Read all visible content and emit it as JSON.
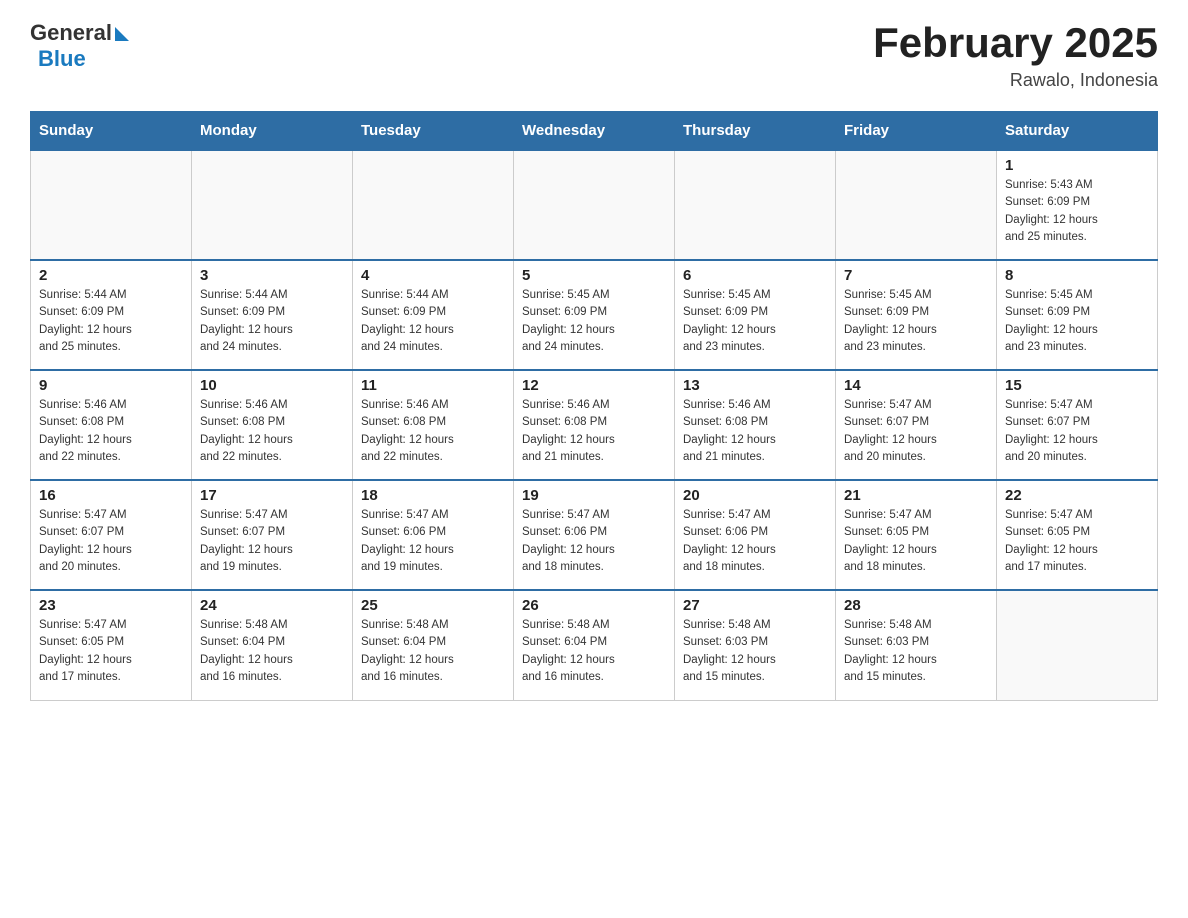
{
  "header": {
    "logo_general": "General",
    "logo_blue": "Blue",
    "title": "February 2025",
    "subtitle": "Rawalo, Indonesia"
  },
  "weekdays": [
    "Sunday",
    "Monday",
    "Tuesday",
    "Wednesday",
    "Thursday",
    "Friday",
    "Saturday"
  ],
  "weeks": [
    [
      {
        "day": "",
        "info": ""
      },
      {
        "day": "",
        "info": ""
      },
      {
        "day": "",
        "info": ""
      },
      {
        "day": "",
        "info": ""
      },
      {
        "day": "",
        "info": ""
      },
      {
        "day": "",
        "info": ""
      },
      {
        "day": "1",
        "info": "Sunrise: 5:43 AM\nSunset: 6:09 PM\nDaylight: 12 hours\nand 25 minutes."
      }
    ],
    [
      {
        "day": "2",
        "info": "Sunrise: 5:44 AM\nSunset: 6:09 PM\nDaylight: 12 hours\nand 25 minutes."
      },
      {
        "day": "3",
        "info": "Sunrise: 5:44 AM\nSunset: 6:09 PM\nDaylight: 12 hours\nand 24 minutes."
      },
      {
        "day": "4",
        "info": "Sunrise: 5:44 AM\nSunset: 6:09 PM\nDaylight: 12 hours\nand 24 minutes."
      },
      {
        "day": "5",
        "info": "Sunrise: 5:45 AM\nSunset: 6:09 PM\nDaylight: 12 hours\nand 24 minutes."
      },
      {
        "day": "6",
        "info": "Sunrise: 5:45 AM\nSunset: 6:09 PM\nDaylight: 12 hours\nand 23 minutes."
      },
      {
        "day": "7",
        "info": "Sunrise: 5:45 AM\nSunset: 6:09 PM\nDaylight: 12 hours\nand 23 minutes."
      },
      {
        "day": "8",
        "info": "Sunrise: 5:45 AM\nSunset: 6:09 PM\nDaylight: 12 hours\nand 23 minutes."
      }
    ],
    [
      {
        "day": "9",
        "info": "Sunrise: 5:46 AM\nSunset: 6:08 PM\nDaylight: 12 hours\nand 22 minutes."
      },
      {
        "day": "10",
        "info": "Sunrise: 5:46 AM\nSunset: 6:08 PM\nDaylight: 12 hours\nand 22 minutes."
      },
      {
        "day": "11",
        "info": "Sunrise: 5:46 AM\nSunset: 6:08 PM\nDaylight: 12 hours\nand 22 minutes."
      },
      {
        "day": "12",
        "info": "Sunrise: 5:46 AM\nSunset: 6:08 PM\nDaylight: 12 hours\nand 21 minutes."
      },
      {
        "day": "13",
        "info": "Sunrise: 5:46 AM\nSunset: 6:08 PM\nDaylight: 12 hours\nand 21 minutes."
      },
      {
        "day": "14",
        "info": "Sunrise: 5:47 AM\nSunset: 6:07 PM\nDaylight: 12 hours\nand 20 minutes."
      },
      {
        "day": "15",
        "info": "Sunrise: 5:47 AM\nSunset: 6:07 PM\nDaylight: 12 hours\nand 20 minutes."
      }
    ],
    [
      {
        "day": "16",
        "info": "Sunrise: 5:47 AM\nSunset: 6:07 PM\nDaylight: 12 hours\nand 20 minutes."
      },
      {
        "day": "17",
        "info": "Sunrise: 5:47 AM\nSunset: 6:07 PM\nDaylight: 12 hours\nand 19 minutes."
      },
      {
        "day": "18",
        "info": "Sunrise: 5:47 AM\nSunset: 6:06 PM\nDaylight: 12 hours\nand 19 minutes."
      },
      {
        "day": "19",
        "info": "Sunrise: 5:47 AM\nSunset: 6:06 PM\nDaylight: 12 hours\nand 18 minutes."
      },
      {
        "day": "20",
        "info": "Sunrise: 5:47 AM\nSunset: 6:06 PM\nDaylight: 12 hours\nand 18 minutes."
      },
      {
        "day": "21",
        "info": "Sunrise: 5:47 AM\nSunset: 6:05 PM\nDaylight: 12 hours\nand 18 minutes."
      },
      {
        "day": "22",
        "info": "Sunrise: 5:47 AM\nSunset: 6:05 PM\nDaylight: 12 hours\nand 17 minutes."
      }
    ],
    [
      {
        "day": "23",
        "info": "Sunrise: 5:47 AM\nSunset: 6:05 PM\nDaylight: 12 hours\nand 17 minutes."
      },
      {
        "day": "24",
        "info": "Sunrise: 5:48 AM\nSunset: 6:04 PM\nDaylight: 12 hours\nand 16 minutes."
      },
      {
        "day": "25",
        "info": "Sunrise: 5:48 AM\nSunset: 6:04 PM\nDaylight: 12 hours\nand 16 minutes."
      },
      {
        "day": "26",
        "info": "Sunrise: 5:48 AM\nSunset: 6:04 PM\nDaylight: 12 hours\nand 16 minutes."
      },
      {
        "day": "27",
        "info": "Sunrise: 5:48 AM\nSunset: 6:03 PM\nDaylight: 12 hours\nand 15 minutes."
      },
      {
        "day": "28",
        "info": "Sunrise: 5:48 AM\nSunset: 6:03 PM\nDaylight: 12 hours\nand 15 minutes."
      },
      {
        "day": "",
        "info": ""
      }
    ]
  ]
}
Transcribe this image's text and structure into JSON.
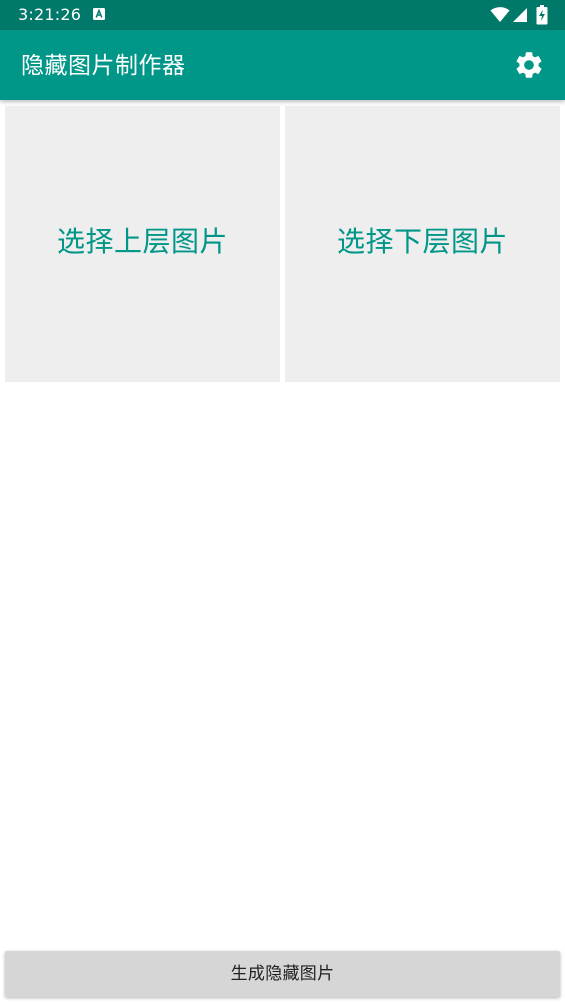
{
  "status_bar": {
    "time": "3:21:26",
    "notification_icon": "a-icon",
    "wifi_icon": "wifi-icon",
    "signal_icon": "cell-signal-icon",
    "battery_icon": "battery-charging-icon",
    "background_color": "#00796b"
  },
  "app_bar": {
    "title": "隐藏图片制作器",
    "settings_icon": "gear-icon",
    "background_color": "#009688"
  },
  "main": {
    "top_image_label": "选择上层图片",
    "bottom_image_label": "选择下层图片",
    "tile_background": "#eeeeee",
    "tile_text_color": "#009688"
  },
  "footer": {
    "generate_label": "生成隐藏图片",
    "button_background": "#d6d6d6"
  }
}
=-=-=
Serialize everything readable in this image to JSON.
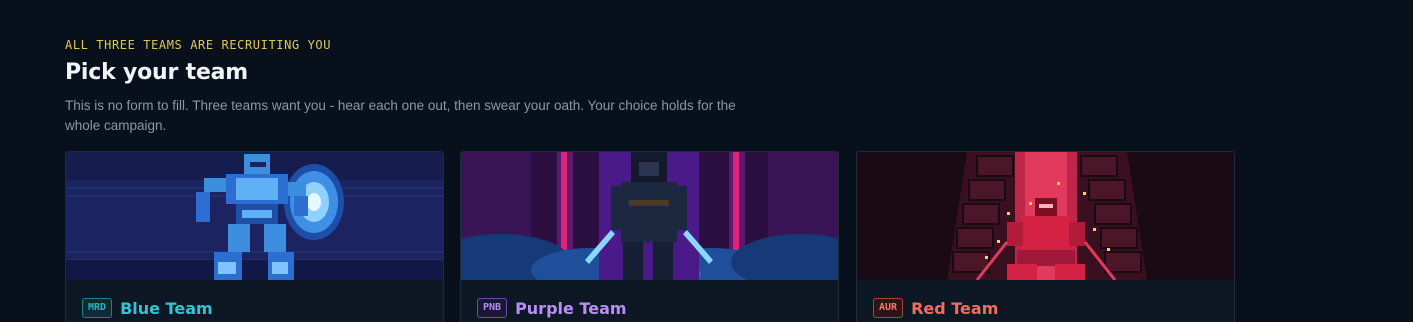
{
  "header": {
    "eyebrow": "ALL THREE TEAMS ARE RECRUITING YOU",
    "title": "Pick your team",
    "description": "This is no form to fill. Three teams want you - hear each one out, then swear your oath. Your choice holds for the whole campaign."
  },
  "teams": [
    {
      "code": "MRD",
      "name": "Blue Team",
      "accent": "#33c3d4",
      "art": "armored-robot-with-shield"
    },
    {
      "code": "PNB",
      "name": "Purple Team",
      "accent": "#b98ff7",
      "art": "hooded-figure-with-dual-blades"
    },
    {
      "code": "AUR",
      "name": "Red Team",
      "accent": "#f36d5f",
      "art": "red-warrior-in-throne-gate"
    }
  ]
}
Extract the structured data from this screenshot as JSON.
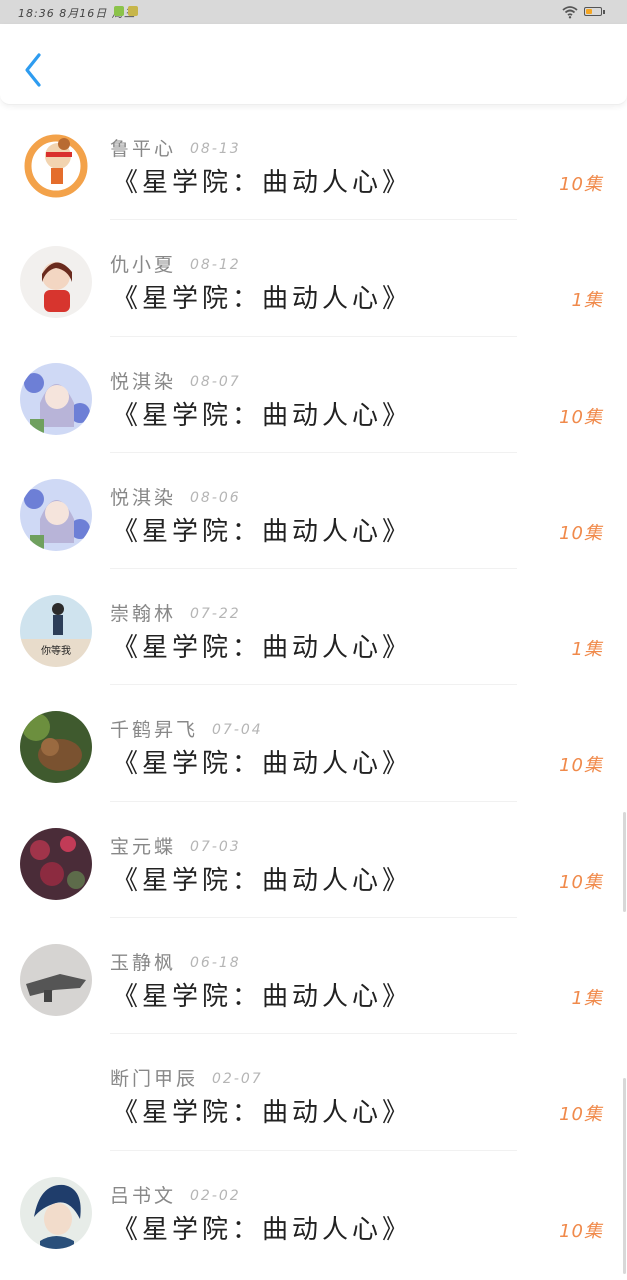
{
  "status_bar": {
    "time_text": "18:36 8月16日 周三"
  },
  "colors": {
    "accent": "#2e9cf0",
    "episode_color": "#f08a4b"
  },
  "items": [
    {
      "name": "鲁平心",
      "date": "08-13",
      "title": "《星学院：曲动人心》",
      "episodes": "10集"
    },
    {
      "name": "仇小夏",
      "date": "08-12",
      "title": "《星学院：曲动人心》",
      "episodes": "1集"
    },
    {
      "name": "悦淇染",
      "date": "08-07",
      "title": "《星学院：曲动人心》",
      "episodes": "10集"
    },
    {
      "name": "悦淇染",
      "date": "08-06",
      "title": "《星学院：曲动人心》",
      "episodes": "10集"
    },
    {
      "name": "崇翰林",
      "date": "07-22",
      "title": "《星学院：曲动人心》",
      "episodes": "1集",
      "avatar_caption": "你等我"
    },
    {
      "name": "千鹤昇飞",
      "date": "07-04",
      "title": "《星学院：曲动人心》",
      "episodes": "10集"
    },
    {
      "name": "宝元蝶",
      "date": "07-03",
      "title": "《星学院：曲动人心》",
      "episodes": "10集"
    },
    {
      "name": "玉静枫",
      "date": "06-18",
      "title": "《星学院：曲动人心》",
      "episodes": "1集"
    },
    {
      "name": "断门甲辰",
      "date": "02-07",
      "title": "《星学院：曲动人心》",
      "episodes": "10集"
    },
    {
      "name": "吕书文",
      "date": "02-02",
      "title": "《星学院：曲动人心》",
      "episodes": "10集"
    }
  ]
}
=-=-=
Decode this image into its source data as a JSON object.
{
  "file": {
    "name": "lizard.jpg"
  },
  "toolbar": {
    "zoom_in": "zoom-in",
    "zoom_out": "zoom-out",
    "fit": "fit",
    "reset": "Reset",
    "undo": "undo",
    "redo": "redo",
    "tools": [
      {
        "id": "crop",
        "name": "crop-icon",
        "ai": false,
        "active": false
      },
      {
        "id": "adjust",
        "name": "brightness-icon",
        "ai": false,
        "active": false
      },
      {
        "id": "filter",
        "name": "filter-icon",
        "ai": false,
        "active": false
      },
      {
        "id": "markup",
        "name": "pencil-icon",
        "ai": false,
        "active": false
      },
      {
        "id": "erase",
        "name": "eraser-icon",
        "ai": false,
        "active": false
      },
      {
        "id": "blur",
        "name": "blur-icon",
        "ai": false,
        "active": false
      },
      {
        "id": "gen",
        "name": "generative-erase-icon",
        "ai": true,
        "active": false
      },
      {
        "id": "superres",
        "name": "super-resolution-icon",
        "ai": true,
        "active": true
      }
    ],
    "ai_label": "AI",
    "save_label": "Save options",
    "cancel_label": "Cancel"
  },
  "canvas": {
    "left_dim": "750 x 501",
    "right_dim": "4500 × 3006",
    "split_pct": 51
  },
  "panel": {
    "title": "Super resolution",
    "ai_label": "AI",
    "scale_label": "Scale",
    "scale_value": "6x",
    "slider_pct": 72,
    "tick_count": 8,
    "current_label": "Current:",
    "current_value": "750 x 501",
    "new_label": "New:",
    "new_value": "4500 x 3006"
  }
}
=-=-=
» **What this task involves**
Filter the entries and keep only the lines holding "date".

» **Written solution**
      "date": "08-13",
      "date": "08-12",
      "date": "08-07",
      "date": "08-06",
      "date": "07-22",
      "date": "07-04",
      "date": "07-03",
      "date": "06-18",
      "date": "02-07",
      "date": "02-02",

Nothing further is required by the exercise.